this same journey every night.
I and a white hen
Tramping over moonlit snow.

The imagery provides a reminder that not all is harsh in those ‘dreich, dark days’. Christine Laennec records

the soft gentle darkness
of my street in mid-winter

.  .  .  .  .  .  .  .  .  .  .  .  .  .  .  .  .

my neighbour waving to us
from her golden doorway
a moment’s greeting
before the clicking lock
returns her to the warmth of the fire.

After the excesses of Christmas and Hogmanay many of us, at least in Scotland’s North-East, feel the need like Jen Cooper to clear our minds with a New Year walk by the sea or up a favourite hill

We emptied our thoughts
off Oxen Crag today,
wind froze them to snow.

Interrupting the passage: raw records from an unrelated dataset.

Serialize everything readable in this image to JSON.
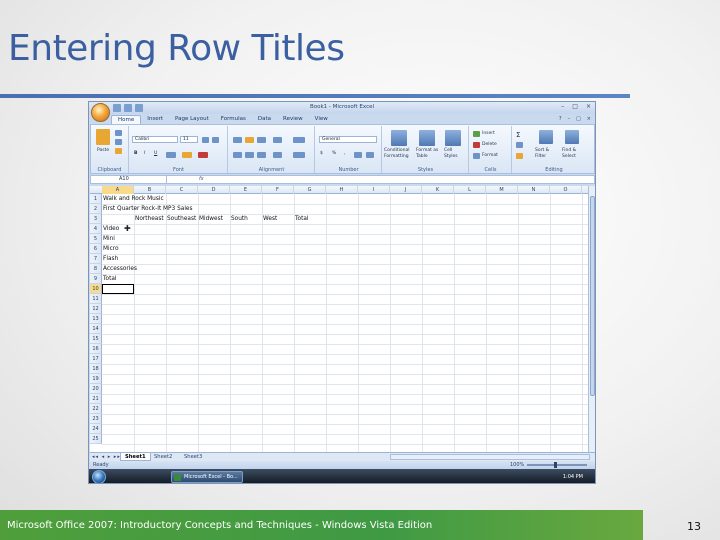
{
  "slide": {
    "title": "Entering Row Titles",
    "footer": "Microsoft Office 2007: Introductory Concepts and Techniques - Windows Vista Edition",
    "page_number": "13"
  },
  "excel": {
    "window_title": "Book1 - Microsoft Excel",
    "tabs": [
      "Home",
      "Insert",
      "Page Layout",
      "Formulas",
      "Data",
      "Review",
      "View"
    ],
    "active_tab": "Home",
    "ribbon": {
      "clipboard": {
        "label": "Clipboard",
        "paste": "Paste"
      },
      "font": {
        "label": "Font",
        "name": "Calibri",
        "size": "11"
      },
      "alignment": {
        "label": "Alignment"
      },
      "number": {
        "label": "Number",
        "format": "General"
      },
      "styles": {
        "label": "Styles",
        "conditional": "Conditional Formatting",
        "format_table": "Format as Table",
        "cell_styles": "Cell Styles"
      },
      "cells": {
        "label": "Cells",
        "insert": "Insert",
        "delete": "Delete",
        "format": "Format"
      },
      "editing": {
        "label": "Editing",
        "sort": "Sort & Filter",
        "find": "Find & Select"
      }
    },
    "name_box": "A10",
    "fx": "fx",
    "columns": [
      "A",
      "B",
      "C",
      "D",
      "E",
      "F",
      "G",
      "H",
      "I",
      "J",
      "K",
      "L",
      "M",
      "N",
      "O"
    ],
    "rows": [
      "1",
      "2",
      "3",
      "4",
      "5",
      "6",
      "7",
      "8",
      "9",
      "10",
      "11",
      "12",
      "13",
      "14",
      "15",
      "16",
      "17",
      "18",
      "19",
      "20",
      "21",
      "22",
      "23",
      "24",
      "25"
    ],
    "cells": {
      "A1": "Walk and Rock Music",
      "A2": "First Quarter Rock-It MP3 Sales",
      "B3": "Northeast",
      "C3": "Southeast",
      "D3": "Midwest",
      "E3": "South",
      "F3": "West",
      "G3": "Total",
      "A4": "Video",
      "A5": "Mini",
      "A6": "Micro",
      "A7": "Flash",
      "A8": "Accessories",
      "A9": "Total"
    },
    "sheets": [
      "Sheet1",
      "Sheet2",
      "Sheet3"
    ],
    "active_sheet": "Sheet1",
    "status": "Ready",
    "zoom": "100%",
    "taskbar_item": "Microsoft Excel - Bo...",
    "clock": "1:04 PM"
  }
}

Finally, we know there’s a long way to go before spring but like Kris Erin Anderson we cope

Fields without flowers,
matted grass, trees too tired
to fight against the wind.

We are not at a beginning
but the middle – grey and silent.

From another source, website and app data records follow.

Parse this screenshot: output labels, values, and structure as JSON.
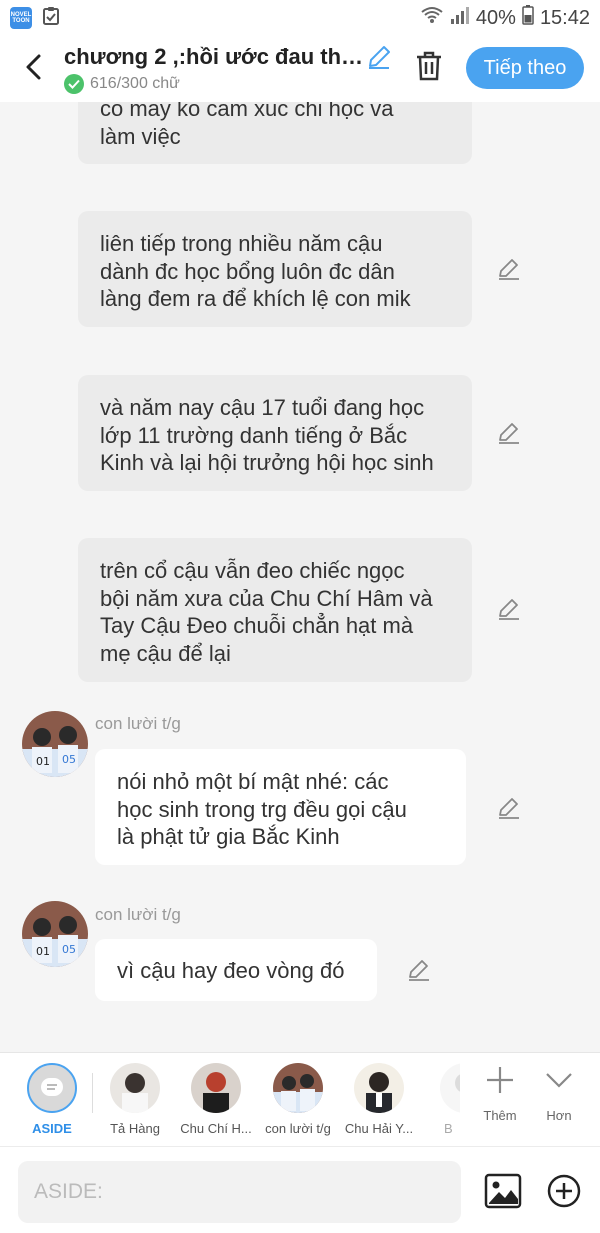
{
  "status_bar": {
    "app_logo_text": "NOVEL TOON",
    "battery_percent": "40%",
    "time": "15:42"
  },
  "header": {
    "title": "chương 2 ,:hồi ước đau thư...",
    "word_count": "616/300 chữ",
    "next_label": "Tiếp theo"
  },
  "messages": [
    {
      "text": "co may ko cam xuc chi học va\nlàm việc"
    },
    {
      "text": "liên tiếp trong nhiều năm cậu\ndành đc học bổng luôn đc dân\nlàng đem ra để khích lệ con mik"
    },
    {
      "text": "và năm nay cậu 17 tuổi đang học\nlớp 11 trường danh tiếng ở Bắc\nKinh và lại hội trưởng hội học sinh"
    },
    {
      "text": "trên cổ cậu vẫn đeo chiếc ngọc\nbội năm xưa của Chu Chí Hâm và\nTay Cậu Đeo chuỗi chẳn hạt mà\nmẹ cậu để lại"
    },
    {
      "speaker": "con lười t/g",
      "text": "nói nhỏ một bí mật nhé: các\nhọc sinh trong trg đều gọi cậu\nlà phật tử gia Bắc Kinh"
    },
    {
      "speaker": "con lười t/g",
      "text": "vì cậu hay đeo vòng đó"
    }
  ],
  "characters": [
    {
      "label": "ASIDE"
    },
    {
      "label": "Tả Hàng"
    },
    {
      "label": "Chu Chí H..."
    },
    {
      "label": "con lười t/g"
    },
    {
      "label": "Chu Hải Y..."
    },
    {
      "label": "B"
    }
  ],
  "bar_actions": {
    "add_label": "Thêm",
    "more_label": "Hơn"
  },
  "input": {
    "placeholder": "ASIDE:"
  },
  "colors": {
    "accent": "#4aa3f0",
    "bubble_gray": "#ebebeb",
    "background": "#f5f5f5",
    "check_green": "#4cc26a"
  }
}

We bury thoughts
beneath blankets and braid
our legs into one.

Whether or not you get to braid your legs into one, Pushing Out the Boat wishes you for the season all that you wish yourself.

Many back issues of Pushing Out the Boat are still available to buy. If any of the work featured here stimulates your interest, you can order copies online here.

This is the work cited in this article, arranged alphabetically by surname of author (and artist).    Issues 9 – 13 are available to read in full online.

Beate Allerton, Woman on the Seasons, Issue 6, page 59
Kris Erin Anderson, January, Issue 11, page 5
Angela Arnold, Autumn Move, Issue 9, page 8
Jean Atkin, White, Issue 10, page 6
Jen Cooper, New Year, Issue 11, page 69
Robert Ewing, Drawing oot, in, Issue 6, page 47
Mary Johnson, Winter, Issue 6, page 87
Christine Laennec, Winter Lights Within, Issue 9, page 41
Fiona Russell, Ice Wind, Issue 9, page 28
Frances Walker, Foreword, Issue 12, page 1
Maggie Wallis, Night Walking, Issue 13, page 83
Elizabeth Waugh, Winter [lino print], Issue 9, page 30

Submissions to POTB Issue 15 are now closed

The call for submissions to Issue 15 of Pushing Out the Boat closed on 30th September 2018. We received a record number of submissions this year – thanks to all who submitted.

Now the selection process begins, during which the Selection Panels will review all the entries received and make their choice of items to go forward to the publication. Once the selection process is complete, successful submitters will be notified by email. We aim to launch Issue 15 in April 2019.